Lines in the records below that contain the word "background" must each be copied.
** DATA RECORDS follows **
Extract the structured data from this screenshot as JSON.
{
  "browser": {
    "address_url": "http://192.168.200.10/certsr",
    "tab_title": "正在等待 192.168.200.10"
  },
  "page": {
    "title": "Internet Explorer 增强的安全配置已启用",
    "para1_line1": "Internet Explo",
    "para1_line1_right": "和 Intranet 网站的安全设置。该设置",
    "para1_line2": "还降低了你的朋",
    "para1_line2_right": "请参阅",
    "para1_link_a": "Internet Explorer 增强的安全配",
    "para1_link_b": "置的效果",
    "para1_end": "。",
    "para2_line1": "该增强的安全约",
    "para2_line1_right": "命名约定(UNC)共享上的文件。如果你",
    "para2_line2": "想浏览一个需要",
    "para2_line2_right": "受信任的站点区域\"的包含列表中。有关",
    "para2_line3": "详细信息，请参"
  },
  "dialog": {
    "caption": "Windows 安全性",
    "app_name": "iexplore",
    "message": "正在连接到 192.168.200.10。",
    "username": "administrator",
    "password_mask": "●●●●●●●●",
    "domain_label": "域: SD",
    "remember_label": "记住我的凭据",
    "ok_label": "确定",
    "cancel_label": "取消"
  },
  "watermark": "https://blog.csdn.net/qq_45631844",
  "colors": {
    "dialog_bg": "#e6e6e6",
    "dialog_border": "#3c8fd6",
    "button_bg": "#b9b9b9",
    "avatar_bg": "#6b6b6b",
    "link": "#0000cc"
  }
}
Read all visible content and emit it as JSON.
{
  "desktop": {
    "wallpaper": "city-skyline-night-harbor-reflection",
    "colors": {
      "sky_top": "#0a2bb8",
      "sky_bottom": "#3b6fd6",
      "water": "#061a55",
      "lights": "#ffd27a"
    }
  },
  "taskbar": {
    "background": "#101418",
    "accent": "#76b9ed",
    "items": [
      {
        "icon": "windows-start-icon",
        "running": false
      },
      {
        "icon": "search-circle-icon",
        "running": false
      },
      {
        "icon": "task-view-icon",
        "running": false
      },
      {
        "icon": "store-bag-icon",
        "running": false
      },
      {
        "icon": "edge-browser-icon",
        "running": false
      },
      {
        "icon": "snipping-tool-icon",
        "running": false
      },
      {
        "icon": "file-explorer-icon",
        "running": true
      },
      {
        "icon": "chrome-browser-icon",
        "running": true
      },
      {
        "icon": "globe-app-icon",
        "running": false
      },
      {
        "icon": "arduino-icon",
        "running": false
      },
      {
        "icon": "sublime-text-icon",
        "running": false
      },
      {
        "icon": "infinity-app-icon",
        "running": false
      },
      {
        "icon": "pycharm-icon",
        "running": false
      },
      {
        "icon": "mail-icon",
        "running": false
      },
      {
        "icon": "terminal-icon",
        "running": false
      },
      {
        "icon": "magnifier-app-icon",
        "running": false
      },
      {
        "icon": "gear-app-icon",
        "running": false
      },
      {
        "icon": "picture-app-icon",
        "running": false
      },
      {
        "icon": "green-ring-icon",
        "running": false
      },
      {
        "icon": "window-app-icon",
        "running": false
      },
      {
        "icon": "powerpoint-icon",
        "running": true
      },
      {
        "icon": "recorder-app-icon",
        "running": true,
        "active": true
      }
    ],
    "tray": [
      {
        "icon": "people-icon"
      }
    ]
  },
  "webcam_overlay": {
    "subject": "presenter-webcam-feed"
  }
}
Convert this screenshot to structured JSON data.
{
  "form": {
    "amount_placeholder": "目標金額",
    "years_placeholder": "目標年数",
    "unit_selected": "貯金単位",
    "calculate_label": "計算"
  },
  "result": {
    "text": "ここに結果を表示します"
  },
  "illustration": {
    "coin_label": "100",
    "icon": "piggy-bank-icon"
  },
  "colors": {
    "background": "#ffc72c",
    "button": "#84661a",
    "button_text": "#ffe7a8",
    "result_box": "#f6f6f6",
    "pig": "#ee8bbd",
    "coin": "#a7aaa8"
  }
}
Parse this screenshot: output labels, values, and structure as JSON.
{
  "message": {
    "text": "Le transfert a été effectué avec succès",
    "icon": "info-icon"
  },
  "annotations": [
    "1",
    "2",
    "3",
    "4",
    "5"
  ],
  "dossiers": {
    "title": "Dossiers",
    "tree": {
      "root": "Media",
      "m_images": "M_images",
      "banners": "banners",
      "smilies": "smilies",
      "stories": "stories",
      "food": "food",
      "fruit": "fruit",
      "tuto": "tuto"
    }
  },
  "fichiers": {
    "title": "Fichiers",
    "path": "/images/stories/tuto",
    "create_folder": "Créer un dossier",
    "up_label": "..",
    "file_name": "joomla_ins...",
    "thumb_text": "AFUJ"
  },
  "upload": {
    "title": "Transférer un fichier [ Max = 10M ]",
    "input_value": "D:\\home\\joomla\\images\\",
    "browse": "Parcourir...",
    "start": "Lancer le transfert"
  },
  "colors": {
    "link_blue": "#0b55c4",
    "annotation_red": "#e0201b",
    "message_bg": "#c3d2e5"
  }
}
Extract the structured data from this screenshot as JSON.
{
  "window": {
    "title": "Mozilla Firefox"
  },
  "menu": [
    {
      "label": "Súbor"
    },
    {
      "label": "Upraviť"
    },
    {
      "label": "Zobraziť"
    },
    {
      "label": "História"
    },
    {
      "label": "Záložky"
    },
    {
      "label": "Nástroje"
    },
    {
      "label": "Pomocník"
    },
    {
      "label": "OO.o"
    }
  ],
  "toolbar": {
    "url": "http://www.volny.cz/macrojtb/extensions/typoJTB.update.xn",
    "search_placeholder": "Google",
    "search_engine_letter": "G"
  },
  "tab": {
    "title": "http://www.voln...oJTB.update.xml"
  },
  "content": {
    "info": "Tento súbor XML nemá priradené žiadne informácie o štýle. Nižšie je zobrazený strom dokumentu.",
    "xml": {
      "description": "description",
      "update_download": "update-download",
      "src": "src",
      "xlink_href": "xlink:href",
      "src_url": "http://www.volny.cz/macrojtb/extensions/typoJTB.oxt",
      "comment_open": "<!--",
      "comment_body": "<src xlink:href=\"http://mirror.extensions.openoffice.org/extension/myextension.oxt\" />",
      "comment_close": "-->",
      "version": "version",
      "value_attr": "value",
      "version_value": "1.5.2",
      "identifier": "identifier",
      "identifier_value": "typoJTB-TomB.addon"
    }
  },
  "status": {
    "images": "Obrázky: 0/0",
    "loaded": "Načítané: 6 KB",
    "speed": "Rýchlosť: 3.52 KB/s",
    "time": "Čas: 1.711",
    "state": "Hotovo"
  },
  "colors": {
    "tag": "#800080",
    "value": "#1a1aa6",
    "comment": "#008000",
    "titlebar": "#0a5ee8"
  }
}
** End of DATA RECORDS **
RESPONSE AREA:
    "background": "#101418",
    "background": "#ffc72c",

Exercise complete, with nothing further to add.